● RECORDS FOR PROCESSING:
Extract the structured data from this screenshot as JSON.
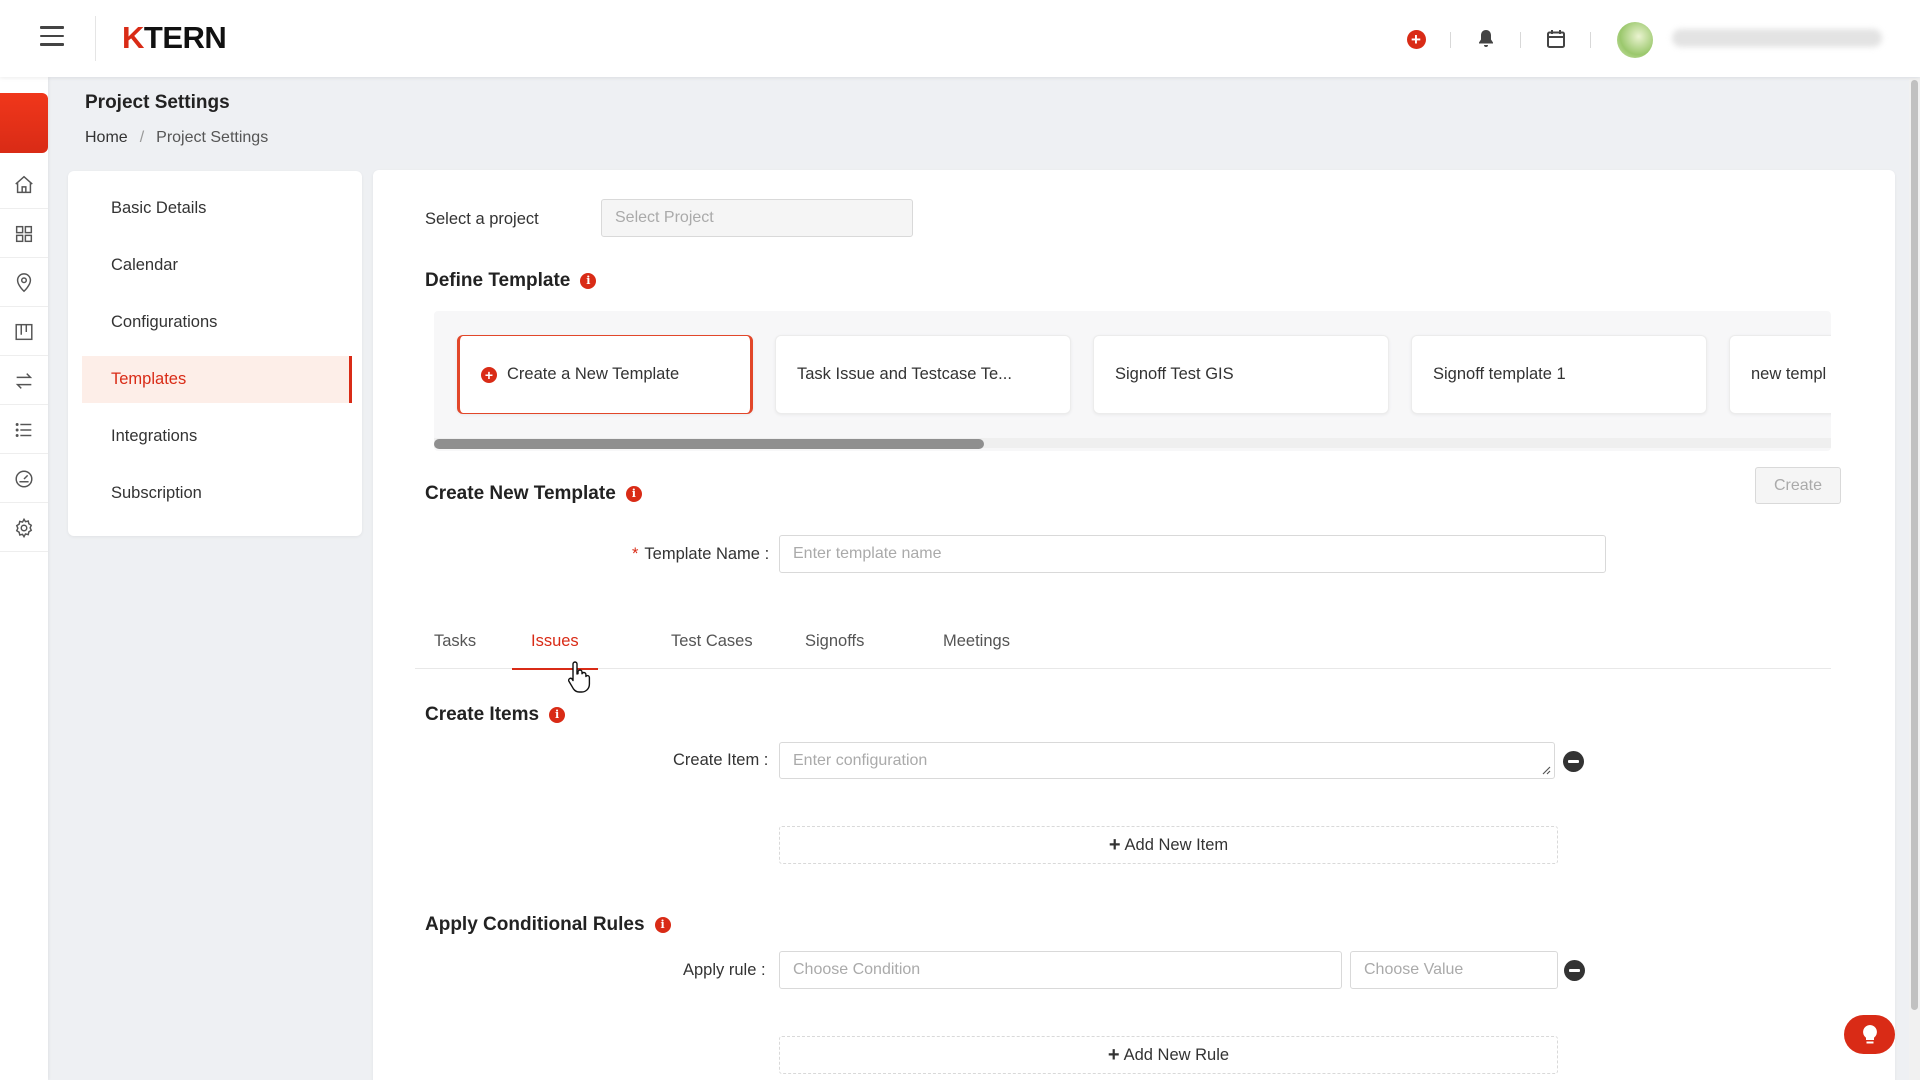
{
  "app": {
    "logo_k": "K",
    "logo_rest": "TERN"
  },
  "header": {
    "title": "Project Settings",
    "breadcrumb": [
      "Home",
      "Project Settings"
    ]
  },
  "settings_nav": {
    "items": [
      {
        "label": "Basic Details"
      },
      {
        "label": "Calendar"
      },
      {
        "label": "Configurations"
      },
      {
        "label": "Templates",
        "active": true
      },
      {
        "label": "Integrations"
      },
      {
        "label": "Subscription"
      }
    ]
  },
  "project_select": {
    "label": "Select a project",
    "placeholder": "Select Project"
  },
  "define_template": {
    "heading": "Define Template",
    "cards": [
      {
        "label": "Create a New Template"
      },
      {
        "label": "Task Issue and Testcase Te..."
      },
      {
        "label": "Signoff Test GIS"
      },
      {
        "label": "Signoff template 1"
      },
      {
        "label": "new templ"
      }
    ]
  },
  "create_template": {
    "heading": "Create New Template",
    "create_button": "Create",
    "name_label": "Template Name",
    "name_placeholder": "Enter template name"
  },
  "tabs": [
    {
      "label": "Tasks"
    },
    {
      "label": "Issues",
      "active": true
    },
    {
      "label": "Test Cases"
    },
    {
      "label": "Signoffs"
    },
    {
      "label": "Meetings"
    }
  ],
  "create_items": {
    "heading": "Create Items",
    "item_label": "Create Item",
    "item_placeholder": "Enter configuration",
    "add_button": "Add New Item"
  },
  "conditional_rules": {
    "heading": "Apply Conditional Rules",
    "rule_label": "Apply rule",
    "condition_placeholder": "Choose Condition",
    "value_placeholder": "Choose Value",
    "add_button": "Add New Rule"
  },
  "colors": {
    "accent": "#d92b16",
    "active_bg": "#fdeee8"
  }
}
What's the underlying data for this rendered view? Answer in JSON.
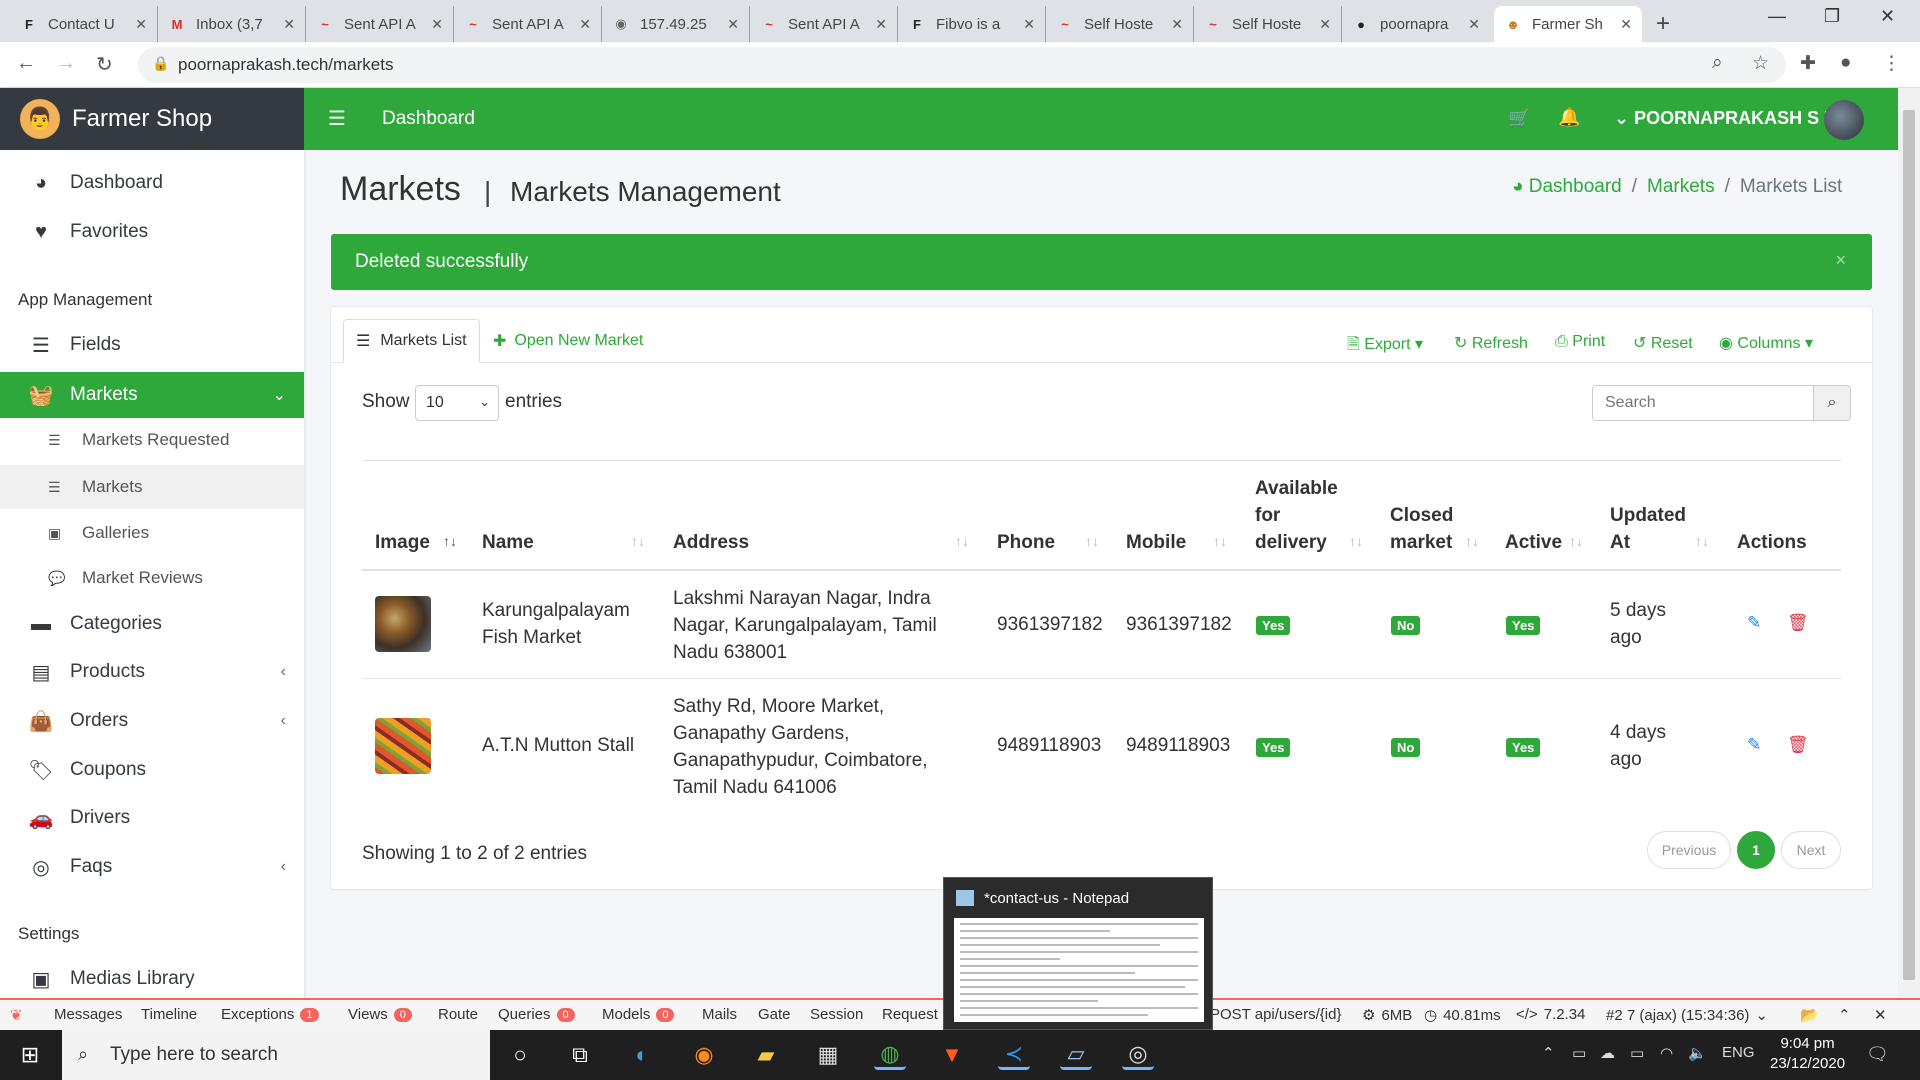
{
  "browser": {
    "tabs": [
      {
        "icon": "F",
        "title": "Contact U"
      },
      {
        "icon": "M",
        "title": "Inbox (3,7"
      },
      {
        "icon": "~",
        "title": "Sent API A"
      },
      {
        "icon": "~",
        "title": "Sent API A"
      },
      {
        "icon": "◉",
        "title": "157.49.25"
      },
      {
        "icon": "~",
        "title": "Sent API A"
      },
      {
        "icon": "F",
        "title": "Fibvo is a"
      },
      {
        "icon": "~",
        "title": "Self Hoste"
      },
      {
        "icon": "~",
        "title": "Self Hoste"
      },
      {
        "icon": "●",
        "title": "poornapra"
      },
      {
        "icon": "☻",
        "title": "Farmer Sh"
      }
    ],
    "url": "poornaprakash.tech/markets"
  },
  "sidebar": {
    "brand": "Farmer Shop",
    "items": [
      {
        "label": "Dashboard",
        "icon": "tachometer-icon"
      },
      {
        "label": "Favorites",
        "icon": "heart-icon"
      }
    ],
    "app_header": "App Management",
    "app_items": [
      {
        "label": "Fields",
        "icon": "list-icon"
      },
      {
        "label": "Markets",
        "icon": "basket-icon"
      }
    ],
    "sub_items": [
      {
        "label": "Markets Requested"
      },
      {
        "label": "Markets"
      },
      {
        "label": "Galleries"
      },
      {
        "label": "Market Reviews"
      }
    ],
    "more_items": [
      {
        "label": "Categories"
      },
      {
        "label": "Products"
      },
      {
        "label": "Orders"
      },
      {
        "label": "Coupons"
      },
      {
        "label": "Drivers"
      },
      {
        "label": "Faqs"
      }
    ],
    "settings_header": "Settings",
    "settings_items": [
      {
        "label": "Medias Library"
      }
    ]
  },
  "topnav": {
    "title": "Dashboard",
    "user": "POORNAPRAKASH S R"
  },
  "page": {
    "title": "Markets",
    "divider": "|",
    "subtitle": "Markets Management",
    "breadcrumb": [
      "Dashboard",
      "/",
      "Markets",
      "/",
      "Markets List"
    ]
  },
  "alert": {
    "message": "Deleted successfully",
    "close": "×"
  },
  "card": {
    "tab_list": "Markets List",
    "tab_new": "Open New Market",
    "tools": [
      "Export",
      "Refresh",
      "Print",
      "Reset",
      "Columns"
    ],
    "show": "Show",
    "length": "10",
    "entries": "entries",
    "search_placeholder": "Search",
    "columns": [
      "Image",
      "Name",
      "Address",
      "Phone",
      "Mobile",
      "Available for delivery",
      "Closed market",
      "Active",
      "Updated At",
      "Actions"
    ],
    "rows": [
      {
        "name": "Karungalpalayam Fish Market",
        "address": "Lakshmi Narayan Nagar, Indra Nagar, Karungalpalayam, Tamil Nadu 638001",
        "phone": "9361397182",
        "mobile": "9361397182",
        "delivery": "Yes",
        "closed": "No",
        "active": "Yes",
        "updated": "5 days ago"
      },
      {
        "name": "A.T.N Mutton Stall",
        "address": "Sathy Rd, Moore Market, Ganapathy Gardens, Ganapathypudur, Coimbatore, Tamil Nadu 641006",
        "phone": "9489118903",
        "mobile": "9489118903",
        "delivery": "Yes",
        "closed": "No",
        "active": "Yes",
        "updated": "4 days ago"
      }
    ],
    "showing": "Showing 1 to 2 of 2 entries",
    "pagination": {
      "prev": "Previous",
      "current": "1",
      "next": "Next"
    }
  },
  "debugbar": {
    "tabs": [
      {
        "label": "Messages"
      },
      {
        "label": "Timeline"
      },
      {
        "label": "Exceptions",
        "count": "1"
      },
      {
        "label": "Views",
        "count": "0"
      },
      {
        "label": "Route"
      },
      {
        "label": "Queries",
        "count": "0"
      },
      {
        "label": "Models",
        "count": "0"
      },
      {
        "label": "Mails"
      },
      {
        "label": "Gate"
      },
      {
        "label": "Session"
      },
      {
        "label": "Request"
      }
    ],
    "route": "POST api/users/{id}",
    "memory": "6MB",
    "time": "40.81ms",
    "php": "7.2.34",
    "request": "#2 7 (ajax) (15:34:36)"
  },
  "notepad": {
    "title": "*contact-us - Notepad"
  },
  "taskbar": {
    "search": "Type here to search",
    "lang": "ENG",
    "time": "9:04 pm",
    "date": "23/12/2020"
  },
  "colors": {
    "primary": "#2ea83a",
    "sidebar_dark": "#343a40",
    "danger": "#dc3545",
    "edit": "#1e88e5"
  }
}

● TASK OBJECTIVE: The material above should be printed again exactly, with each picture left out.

● TASK OUTPUT:
Extract the structured data from this screenshot as JSON.
{
  "app": {
    "logo_k": "K",
    "logo_rest": "TERN"
  },
  "header": {
    "title": "Project Settings",
    "breadcrumb": [
      "Home",
      "Project Settings"
    ]
  },
  "settings_nav": {
    "items": [
      {
        "label": "Basic Details"
      },
      {
        "label": "Calendar"
      },
      {
        "label": "Configurations"
      },
      {
        "label": "Templates",
        "active": true
      },
      {
        "label": "Integrations"
      },
      {
        "label": "Subscription"
      }
    ]
  },
  "project_select": {
    "label": "Select a project",
    "placeholder": "Select Project"
  },
  "define_template": {
    "heading": "Define Template",
    "cards": [
      {
        "label": "Create a New Template"
      },
      {
        "label": "Task Issue and Testcase Te..."
      },
      {
        "label": "Signoff Test GIS"
      },
      {
        "label": "Signoff template 1"
      },
      {
        "label": "new templ"
      }
    ]
  },
  "create_template": {
    "heading": "Create New Template",
    "create_button": "Create",
    "name_label": "Template Name",
    "name_placeholder": "Enter template name"
  },
  "tabs": [
    {
      "label": "Tasks"
    },
    {
      "label": "Issues",
      "active": true
    },
    {
      "label": "Test Cases"
    },
    {
      "label": "Signoffs"
    },
    {
      "label": "Meetings"
    }
  ],
  "create_items": {
    "heading": "Create Items",
    "item_label": "Create Item",
    "item_placeholder": "Enter configuration",
    "add_button": "Add New Item"
  },
  "conditional_rules": {
    "heading": "Apply Conditional Rules",
    "rule_label": "Apply rule",
    "condition_placeholder": "Choose Condition",
    "value_placeholder": "Choose Value",
    "add_button": "Add New Rule"
  },
  "colors": {
    "accent": "#d92b16",
    "active_bg": "#fdeee8"
  }
}
What's the underlying data for this rendered view? Answer in JSON.
{
  "browser": {
    "tabs": [
      {
        "icon": "F",
        "title": "Contact U"
      },
      {
        "icon": "M",
        "title": "Inbox (3,7"
      },
      {
        "icon": "~",
        "title": "Sent API A"
      },
      {
        "icon": "~",
        "title": "Sent API A"
      },
      {
        "icon": "◉",
        "title": "157.49.25"
      },
      {
        "icon": "~",
        "title": "Sent API A"
      },
      {
        "icon": "F",
        "title": "Fibvo is a"
      },
      {
        "icon": "~",
        "title": "Self Hoste"
      },
      {
        "icon": "~",
        "title": "Self Hoste"
      },
      {
        "icon": "●",
        "title": "poornapra"
      },
      {
        "icon": "☻",
        "title": "Farmer Sh"
      }
    ],
    "url": "poornaprakash.tech/markets"
  },
  "sidebar": {
    "brand": "Farmer Shop",
    "items": [
      {
        "label": "Dashboard",
        "icon": "tachometer-icon"
      },
      {
        "label": "Favorites",
        "icon": "heart-icon"
      }
    ],
    "app_header": "App Management",
    "app_items": [
      {
        "label": "Fields",
        "icon": "list-icon"
      },
      {
        "label": "Markets",
        "icon": "basket-icon"
      }
    ],
    "sub_items": [
      {
        "label": "Markets Requested"
      },
      {
        "label": "Markets"
      },
      {
        "label": "Galleries"
      },
      {
        "label": "Market Reviews"
      }
    ],
    "more_items": [
      {
        "label": "Categories"
      },
      {
        "label": "Products"
      },
      {
        "label": "Orders"
      },
      {
        "label": "Coupons"
      },
      {
        "label": "Drivers"
      },
      {
        "label": "Faqs"
      }
    ],
    "settings_header": "Settings",
    "settings_items": [
      {
        "label": "Medias Library"
      }
    ]
  },
  "topnav": {
    "title": "Dashboard",
    "user": "POORNAPRAKASH S R"
  },
  "page": {
    "title": "Markets",
    "divider": "|",
    "subtitle": "Markets Management",
    "breadcrumb": [
      "Dashboard",
      "/",
      "Markets",
      "/",
      "Markets List"
    ]
  },
  "alert": {
    "message": "Deleted successfully",
    "close": "×"
  },
  "card": {
    "tab_list": "Markets List",
    "tab_new": "Open New Market",
    "tools": [
      "Export",
      "Refresh",
      "Print",
      "Reset",
      "Columns"
    ],
    "show": "Show",
    "length": "10",
    "entries": "entries",
    "search_placeholder": "Search",
    "columns": [
      "Image",
      "Name",
      "Address",
      "Phone",
      "Mobile",
      "Available for delivery",
      "Closed market",
      "Active",
      "Updated At",
      "Actions"
    ],
    "rows": [
      {
        "name": "Karungalpalayam Fish Market",
        "address": "Lakshmi Narayan Nagar, Indra Nagar, Karungalpalayam, Tamil Nadu 638001",
        "phone": "9361397182",
        "mobile": "9361397182",
        "delivery": "Yes",
        "closed": "No",
        "active": "Yes",
        "updated": "5 days ago"
      },
      {
        "name": "A.T.N Mutton Stall",
        "address": "Sathy Rd, Moore Market, Ganapathy Gardens, Ganapathypudur, Coimbatore, Tamil Nadu 641006",
        "phone": "9489118903",
        "mobile": "9489118903",
        "delivery": "Yes",
        "closed": "No",
        "active": "Yes",
        "updated": "4 days ago"
      }
    ],
    "showing": "Showing 1 to 2 of 2 entries",
    "pagination": {
      "prev": "Previous",
      "current": "1",
      "next": "Next"
    }
  },
  "debugbar": {
    "tabs": [
      {
        "label": "Messages"
      },
      {
        "label": "Timeline"
      },
      {
        "label": "Exceptions",
        "count": "1"
      },
      {
        "label": "Views",
        "count": "0"
      },
      {
        "label": "Route"
      },
      {
        "label": "Queries",
        "count": "0"
      },
      {
        "label": "Models",
        "count": "0"
      },
      {
        "label": "Mails"
      },
      {
        "label": "Gate"
      },
      {
        "label": "Session"
      },
      {
        "label": "Request"
      }
    ],
    "route": "POST api/users/{id}",
    "memory": "6MB",
    "time": "40.81ms",
    "php": "7.2.34",
    "request": "#2 7 (ajax) (15:34:36)"
  },
  "notepad": {
    "title": "*contact-us - Notepad"
  },
  "taskbar": {
    "search": "Type here to search",
    "lang": "ENG",
    "time": "9:04 pm",
    "date": "23/12/2020"
  },
  "colors": {
    "primary": "#2ea83a",
    "sidebar_dark": "#343a40",
    "danger": "#dc3545",
    "edit": "#1e88e5"
  }
}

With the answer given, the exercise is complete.